* [WHAT TO PRODUCE] Go through the material below and copy all lines with "Фрутти".

* [EXERCISE INPUT]
[Start of Attachment]

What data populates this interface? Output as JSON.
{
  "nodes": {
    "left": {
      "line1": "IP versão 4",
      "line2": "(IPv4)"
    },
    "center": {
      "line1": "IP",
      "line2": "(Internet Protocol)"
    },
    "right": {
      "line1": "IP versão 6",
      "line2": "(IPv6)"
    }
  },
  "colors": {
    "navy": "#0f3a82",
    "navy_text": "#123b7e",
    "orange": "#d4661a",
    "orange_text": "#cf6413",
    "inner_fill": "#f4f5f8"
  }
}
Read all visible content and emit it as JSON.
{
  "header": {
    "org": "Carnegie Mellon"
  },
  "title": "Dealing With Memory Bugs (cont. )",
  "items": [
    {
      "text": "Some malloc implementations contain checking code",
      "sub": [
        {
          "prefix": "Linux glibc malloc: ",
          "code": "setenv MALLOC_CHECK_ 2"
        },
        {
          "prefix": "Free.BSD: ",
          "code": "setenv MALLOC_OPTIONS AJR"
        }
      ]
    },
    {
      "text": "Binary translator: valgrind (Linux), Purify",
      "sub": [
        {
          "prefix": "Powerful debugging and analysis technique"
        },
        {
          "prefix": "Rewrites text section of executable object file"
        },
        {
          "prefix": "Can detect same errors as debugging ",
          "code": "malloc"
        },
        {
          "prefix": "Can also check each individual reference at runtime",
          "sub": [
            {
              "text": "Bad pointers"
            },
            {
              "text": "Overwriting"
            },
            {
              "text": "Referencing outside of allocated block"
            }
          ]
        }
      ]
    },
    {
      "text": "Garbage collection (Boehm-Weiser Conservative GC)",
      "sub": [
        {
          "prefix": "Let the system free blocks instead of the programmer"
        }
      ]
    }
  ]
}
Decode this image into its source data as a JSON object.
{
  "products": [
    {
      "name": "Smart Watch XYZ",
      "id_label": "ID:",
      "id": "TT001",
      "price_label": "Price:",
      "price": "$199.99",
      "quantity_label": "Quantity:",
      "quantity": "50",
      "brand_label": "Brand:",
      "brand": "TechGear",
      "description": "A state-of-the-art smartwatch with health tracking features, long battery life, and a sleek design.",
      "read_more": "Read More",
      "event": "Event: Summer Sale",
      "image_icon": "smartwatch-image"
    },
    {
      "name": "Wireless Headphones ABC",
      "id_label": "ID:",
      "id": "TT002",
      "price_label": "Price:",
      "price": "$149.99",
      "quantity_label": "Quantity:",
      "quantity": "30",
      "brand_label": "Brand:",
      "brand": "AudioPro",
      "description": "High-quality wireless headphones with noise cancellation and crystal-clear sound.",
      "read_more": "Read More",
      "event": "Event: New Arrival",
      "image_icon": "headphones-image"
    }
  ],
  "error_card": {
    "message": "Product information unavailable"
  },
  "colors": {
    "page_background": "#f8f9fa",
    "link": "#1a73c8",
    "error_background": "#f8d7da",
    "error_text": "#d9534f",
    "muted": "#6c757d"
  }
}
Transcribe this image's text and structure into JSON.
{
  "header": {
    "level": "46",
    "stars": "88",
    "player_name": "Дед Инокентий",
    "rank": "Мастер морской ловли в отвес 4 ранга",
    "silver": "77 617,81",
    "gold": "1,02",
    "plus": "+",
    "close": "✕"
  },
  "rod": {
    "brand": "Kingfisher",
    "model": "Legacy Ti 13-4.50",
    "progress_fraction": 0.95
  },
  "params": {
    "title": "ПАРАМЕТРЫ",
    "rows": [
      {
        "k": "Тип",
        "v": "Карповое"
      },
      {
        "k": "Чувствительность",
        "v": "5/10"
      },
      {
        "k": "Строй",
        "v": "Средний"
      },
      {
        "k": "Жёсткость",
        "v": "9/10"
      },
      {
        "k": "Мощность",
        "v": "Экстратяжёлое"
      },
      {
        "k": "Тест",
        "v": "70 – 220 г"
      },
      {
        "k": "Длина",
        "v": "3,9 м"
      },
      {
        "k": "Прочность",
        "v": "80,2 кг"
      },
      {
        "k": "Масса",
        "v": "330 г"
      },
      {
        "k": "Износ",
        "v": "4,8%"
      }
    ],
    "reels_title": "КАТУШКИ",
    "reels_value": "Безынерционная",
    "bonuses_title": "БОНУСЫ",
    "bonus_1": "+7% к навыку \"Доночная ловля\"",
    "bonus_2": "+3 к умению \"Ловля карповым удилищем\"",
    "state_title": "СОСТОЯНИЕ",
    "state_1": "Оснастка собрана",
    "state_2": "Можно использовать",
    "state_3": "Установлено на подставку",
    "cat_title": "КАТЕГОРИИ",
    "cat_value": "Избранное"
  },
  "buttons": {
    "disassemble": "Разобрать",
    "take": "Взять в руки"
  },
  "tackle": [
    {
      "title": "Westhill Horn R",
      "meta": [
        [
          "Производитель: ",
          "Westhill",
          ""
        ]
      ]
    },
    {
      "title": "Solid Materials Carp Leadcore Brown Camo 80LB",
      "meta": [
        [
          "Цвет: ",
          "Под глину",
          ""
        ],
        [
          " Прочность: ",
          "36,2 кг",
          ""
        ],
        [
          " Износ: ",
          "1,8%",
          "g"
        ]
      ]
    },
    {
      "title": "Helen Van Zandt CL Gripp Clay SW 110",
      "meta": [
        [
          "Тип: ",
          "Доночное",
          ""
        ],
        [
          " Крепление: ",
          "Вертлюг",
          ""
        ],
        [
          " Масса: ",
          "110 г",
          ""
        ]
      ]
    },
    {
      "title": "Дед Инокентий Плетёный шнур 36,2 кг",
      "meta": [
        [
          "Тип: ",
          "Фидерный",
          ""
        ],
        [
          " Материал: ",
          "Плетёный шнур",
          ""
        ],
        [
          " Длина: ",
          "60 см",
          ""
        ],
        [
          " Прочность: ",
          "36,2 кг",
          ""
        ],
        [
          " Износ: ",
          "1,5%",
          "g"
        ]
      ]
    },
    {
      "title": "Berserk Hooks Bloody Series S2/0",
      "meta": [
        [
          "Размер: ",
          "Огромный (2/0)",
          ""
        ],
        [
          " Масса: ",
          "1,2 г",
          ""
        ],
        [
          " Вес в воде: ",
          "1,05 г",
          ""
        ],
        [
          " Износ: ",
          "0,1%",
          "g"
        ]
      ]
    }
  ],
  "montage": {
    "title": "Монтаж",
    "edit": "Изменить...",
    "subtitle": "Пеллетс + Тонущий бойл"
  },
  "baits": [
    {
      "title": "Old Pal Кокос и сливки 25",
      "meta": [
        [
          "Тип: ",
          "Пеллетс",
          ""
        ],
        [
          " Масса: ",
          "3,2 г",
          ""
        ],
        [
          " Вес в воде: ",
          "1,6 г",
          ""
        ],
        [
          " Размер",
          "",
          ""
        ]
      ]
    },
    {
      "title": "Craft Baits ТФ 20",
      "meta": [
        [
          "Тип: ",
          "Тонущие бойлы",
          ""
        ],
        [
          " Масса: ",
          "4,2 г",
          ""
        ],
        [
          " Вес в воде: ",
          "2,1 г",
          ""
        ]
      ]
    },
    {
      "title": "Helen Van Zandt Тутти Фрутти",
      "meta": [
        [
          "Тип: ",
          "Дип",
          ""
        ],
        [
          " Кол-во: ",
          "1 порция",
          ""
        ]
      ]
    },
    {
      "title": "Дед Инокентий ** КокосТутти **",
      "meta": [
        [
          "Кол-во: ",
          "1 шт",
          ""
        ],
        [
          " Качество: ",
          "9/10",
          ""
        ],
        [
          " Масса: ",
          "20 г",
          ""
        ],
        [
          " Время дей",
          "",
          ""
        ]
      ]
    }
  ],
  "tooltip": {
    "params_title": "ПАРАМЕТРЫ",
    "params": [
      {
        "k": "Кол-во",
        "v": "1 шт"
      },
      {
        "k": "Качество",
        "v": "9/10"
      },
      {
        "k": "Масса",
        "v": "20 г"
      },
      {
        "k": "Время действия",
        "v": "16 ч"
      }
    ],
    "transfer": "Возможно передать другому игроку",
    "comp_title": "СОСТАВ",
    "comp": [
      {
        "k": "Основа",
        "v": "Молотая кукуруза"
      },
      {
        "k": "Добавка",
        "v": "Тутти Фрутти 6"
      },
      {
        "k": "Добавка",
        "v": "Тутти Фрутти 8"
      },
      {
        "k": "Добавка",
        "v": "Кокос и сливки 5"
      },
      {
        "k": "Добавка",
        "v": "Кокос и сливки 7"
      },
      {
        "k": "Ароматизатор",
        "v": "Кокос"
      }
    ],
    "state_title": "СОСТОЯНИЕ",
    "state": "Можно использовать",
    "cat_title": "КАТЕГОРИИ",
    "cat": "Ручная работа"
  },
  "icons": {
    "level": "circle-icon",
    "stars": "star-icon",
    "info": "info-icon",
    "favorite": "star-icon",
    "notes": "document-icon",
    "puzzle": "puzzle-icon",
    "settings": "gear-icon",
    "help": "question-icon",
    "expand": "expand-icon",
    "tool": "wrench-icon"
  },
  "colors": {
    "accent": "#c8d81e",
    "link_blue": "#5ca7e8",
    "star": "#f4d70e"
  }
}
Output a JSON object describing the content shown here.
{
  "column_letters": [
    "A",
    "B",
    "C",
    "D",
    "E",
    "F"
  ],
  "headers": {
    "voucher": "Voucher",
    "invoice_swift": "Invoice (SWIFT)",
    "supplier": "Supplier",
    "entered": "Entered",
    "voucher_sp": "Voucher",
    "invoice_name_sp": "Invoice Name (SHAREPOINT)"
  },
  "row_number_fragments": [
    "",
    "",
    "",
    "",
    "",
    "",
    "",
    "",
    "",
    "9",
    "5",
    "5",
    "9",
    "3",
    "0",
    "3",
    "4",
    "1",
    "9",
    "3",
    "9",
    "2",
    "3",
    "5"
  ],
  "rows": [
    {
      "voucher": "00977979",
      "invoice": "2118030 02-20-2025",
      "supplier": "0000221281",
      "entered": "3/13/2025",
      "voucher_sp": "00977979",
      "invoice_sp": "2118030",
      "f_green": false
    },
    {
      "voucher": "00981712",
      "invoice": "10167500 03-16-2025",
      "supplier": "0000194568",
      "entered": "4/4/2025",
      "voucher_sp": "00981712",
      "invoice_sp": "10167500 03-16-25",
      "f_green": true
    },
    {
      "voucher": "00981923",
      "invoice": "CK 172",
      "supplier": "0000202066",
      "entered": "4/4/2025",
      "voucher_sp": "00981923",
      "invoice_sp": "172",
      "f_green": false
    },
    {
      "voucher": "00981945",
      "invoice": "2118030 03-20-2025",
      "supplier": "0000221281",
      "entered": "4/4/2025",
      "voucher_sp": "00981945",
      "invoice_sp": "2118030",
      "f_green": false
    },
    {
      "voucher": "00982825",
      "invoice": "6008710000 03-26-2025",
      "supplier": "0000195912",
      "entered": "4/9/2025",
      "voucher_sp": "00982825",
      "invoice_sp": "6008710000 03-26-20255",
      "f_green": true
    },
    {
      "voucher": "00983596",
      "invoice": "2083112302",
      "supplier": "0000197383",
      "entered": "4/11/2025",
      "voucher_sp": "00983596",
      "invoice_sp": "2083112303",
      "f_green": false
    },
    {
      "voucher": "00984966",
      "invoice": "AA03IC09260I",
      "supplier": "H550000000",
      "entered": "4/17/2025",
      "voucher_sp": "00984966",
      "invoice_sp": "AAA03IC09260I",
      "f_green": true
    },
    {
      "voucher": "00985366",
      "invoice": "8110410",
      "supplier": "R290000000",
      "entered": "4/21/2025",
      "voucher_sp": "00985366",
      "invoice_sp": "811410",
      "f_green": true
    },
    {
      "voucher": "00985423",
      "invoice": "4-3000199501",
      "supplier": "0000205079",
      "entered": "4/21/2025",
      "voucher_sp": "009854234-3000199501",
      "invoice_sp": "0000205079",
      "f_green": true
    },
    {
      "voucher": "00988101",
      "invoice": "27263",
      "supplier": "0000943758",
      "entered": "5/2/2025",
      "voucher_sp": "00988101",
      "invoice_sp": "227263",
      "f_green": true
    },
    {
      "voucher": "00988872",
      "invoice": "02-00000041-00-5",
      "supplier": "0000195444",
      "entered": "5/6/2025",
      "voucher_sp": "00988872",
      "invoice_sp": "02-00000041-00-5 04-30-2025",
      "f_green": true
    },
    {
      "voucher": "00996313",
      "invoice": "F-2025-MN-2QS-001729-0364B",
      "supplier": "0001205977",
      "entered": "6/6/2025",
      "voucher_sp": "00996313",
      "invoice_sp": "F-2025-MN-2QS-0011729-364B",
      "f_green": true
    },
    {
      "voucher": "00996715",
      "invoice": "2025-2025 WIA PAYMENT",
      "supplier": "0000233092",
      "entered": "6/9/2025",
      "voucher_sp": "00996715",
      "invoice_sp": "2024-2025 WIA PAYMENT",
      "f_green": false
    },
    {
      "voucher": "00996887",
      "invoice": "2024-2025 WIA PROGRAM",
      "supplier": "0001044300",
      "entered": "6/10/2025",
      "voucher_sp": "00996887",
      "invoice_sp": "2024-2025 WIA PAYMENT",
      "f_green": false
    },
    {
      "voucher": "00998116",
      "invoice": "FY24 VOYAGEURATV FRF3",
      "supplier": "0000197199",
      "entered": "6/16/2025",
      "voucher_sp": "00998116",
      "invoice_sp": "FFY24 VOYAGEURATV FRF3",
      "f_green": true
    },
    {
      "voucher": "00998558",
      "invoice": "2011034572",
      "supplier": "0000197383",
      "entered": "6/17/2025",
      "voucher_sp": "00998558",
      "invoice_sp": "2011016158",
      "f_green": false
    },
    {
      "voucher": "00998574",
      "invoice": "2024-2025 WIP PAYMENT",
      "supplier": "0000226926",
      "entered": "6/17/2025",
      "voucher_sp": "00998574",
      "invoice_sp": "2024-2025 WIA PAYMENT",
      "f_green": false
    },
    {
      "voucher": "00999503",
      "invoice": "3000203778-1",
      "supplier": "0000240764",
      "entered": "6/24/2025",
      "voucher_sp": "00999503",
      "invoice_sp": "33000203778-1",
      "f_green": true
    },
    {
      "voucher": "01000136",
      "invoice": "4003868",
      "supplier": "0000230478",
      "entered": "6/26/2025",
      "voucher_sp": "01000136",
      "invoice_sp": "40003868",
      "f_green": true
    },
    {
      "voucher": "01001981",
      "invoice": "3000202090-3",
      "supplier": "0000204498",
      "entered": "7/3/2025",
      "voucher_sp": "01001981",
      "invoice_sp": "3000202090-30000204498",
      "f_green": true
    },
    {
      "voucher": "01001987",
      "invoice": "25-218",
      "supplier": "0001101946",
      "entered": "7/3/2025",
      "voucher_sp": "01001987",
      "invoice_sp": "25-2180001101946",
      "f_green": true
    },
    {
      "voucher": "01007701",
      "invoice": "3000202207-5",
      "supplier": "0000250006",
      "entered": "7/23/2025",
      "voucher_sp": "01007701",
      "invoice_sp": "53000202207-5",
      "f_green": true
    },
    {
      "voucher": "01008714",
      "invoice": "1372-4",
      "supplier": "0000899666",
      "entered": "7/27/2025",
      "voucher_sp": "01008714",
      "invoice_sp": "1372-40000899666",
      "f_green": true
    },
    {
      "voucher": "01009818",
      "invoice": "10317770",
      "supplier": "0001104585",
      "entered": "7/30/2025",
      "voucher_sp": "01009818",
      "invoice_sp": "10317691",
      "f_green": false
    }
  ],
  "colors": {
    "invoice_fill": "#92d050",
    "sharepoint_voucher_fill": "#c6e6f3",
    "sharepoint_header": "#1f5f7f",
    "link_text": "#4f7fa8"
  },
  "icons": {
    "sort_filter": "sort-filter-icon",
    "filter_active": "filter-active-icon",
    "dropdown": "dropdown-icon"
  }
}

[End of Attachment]

* [ANSWER TO THIS EXERCISE]
      "title": "Helen Van Zandt Тутти Фрутти",
        "v": "Тутти Фрутти 6"
        "v": "Тутти Фрутти 8"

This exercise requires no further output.